## Exercise material:

+ + + +

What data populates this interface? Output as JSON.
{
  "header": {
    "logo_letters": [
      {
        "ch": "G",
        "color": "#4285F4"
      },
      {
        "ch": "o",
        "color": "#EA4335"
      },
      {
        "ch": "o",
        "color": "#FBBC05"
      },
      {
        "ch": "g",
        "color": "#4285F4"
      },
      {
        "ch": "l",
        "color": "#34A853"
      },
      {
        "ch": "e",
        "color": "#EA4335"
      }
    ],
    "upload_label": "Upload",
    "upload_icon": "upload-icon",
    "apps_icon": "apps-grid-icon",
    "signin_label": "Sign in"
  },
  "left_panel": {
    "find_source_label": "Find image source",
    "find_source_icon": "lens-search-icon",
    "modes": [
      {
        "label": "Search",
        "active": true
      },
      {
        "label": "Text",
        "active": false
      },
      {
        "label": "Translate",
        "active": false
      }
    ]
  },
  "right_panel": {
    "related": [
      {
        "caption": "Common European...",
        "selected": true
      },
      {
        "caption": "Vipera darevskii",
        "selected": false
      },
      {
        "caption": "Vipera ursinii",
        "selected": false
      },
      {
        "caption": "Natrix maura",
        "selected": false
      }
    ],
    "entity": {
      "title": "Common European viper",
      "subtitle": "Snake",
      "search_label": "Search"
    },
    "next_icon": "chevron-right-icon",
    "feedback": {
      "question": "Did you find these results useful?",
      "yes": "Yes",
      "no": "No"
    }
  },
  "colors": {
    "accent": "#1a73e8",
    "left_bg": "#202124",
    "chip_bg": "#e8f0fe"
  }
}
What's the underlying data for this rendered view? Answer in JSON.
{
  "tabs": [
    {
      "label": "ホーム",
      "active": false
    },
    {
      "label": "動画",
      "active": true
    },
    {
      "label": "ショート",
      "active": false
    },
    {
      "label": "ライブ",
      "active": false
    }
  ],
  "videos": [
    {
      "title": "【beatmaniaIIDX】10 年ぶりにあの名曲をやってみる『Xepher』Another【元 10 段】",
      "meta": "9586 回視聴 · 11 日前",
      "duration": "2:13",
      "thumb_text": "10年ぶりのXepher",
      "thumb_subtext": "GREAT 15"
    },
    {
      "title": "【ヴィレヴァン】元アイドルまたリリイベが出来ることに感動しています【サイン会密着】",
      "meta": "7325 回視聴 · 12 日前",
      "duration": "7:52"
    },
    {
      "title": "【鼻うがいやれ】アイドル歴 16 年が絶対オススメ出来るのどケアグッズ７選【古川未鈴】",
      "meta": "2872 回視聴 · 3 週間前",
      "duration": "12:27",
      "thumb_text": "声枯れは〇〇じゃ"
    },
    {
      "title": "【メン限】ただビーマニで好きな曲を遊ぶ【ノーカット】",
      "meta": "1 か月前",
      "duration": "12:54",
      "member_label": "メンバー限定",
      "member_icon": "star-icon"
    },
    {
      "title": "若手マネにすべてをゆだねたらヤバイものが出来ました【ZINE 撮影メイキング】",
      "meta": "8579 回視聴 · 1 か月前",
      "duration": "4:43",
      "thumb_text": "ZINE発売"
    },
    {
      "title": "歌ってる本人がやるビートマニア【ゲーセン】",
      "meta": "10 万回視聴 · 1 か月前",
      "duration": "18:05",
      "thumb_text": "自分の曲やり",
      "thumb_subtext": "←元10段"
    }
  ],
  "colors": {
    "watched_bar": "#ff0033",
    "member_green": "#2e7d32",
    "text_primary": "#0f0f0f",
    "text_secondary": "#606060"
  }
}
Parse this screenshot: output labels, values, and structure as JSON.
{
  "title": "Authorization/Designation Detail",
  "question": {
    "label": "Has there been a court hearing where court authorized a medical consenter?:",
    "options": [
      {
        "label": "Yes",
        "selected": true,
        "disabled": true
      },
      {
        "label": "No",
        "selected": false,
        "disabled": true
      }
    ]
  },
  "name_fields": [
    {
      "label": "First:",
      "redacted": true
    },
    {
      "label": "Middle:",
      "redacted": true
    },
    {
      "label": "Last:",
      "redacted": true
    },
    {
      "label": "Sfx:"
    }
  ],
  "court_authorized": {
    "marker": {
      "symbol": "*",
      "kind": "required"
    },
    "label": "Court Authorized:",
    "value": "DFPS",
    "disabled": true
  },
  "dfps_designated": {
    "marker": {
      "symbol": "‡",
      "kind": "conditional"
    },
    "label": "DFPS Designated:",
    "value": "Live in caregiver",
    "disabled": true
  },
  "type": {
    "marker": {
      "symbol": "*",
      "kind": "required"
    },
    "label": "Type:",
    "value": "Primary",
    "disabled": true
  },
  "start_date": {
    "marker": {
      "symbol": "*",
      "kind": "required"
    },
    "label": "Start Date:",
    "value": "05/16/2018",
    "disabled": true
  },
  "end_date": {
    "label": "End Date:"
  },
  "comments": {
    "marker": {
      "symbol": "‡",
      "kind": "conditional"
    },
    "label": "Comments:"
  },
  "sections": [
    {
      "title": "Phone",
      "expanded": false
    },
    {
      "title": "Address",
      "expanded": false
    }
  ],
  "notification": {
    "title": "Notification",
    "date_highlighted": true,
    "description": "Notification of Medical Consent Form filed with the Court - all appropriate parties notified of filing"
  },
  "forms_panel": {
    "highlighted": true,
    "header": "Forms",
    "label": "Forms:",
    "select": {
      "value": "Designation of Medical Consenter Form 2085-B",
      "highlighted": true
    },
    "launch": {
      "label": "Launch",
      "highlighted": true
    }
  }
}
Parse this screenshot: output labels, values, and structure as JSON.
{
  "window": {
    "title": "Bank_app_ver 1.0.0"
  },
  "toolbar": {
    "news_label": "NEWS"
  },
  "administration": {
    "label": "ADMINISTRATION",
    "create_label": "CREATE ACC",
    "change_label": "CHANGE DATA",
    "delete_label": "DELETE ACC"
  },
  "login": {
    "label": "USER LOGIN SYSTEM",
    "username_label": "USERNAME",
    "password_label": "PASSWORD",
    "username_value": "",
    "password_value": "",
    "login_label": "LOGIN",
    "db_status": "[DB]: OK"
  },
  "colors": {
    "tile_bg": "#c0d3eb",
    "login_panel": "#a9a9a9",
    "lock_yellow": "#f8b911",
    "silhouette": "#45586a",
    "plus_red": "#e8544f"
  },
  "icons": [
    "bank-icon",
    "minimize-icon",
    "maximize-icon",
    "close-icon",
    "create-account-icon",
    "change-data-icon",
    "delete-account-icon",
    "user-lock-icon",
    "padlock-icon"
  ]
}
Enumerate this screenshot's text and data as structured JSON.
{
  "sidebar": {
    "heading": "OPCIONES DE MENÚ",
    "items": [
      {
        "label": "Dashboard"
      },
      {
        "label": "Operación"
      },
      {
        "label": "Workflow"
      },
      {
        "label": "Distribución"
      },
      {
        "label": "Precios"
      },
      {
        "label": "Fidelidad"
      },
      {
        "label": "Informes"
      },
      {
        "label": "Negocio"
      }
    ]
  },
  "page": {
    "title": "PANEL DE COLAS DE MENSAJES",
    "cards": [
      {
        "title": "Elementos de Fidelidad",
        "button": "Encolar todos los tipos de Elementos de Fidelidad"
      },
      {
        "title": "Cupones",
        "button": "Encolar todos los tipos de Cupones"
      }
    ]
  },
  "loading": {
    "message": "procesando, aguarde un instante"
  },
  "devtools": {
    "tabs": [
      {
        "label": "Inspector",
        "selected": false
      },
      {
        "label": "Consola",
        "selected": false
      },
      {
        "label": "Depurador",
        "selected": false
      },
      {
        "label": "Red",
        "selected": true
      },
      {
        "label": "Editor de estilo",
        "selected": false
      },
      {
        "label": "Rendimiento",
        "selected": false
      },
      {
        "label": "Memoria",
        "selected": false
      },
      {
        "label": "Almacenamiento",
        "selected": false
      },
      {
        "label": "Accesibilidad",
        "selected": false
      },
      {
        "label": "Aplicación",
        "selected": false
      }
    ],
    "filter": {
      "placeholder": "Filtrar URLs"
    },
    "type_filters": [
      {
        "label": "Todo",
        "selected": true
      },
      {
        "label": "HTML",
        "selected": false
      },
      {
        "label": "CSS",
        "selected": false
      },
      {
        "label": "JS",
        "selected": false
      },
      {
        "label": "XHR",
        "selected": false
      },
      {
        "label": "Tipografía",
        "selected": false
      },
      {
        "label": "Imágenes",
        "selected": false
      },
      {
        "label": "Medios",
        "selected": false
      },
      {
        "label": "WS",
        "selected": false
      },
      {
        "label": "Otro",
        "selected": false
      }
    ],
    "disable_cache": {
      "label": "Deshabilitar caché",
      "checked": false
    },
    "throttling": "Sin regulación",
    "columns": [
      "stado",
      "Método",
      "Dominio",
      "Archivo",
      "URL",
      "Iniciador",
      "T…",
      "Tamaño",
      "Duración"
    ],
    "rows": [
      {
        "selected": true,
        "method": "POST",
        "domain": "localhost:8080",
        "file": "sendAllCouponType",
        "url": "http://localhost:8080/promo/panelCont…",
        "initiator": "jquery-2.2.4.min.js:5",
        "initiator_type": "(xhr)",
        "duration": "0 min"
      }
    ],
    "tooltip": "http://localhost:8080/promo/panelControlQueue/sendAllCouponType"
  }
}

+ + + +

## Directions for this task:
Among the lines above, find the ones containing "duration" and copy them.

## Finished task:
      "duration": "2:13",
      "duration": "7:52"
      "duration": "12:27",
      "duration": "12:54",
      "duration": "4:43",
      "duration": "18:05",
        "duration": "0 min"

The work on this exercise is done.